Jasper Johns. Target. 1960

Jasper Johns

Target

1960

Medium
Lithograph
Dimensions
composition: 12 1/16 x 12 3/16" (30.7 x 30.9 cm); sheet: 22 13/16 x 17 13/16" (57.9 x 45.2 cm)
Publisher
Universal Limited Art Editions, West Islip, New York
Printer
Universal Limited Art Editions, West Islip, New York
Edition
30
Credit
Gift of Mr. and Mrs. Armand P. Bartos
Object number
250.1962
Copyright
© 2017 Jasper Johns and U.L.A.E. / Licensed by VAGA, New York, NY
Department
Drawings and Prints
This work is not on view.
Jasper Johns has 354 works  online.
There are 21,437 prints online.

Printmaking has provided a rich source for Jasper Johns's art since 1960, when he was first invited to work at Universal Limited Art Editions (ULAE) by the now-renowned publisher Tatyana Grosman. The required stones, plates, and screens, as well as the proofing process itself, have served to facilitate his use and reuse of imagery in new contexts. Such alterations and metamorphosis have allowed Johns to continually forge new meanings for his evolving artistic vocabulary, not only in printmaking but also in painting and drawing, mediums that, for him, are all deeply intertwined.

Johns is of the generation that led to a renaissance of printmaking in America, and he has worked at several printshops that were established in this period. Having created some four hundred printed works in the course of his career, in addition to countless working proofs and evolving states, he carefully organizes this body of work in a personal archive that documents his creative process. The technique of lithography is primary for him, but he has also worked extensively in etching and other intaglio processes. In addition, sustained periods of screenprint and monotype activity have led to substantial achievements. Currently, he has his own press, making printmaking easier and more convenient.

From early images like Target and Ale Cans, to enigmatic abstractions and collagelike figurative compositions, Johns has forged an individualized style that is difficult to categorize among the movements of contemporary art. His early placement in a transitional period between Abstract Expressionism and Pop art lost significance as his work unfolded. Yet an underlying emotional and intellectual resonance has remained constant throughout. His probing imagery invites introspection in almost poetic terms of reference, suggestion, and allegory. A confounding complexity keeps it elusive yet also serves to make it a telling reflection of modern experience.

Publication excerpt from Deborah Wye, Artists and Prints: Masterworks from The Museum of Modern Art, New York: The Museum of Modern Art, 2004, p. 156

If you would like to reproduce an image of a work of art in MoMA's collection, or an image of a MoMA publication or archival material (including installation views, checklists, and press releases), please contact Art Resource (publication in North America) or Scala Archives (publication in all other geographic locations).

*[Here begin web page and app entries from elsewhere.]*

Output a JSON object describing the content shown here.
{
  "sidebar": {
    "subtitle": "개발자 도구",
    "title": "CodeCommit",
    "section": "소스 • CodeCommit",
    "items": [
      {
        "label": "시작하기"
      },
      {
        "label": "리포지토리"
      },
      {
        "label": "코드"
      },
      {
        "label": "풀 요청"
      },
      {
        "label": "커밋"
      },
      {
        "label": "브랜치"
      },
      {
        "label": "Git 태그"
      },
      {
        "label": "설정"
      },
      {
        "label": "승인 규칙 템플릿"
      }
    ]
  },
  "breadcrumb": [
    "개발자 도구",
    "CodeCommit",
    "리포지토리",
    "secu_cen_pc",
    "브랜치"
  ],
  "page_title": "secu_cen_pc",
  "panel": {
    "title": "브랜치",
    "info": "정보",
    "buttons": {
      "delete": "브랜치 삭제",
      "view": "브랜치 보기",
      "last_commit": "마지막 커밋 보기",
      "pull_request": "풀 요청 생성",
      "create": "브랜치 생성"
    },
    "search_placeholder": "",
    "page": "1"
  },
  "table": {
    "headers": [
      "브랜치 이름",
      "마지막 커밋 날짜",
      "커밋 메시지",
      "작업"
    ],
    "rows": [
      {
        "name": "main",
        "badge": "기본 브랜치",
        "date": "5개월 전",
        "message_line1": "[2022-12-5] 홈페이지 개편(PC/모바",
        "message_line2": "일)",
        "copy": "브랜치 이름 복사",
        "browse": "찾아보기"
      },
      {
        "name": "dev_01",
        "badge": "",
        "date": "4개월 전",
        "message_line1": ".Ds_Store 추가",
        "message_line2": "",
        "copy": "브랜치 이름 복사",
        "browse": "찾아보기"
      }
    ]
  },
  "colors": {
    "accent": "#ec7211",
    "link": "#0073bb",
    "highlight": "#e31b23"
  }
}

If you would like to license audio or video footage produced by MoMA, please contact Scala Archives (all geographic locations) at firenze@scalarchives.com.

If you would like to reproduce text from a MoMA publication or moma.org, please email text_permissions@moma.org. If you would like to publish text from MoMA's archival materials, please fill out this permission form and send to archives@moma.org.

This record is a work in progress. If you have additional information or spotted an error, please send feedback to digital@moma.org.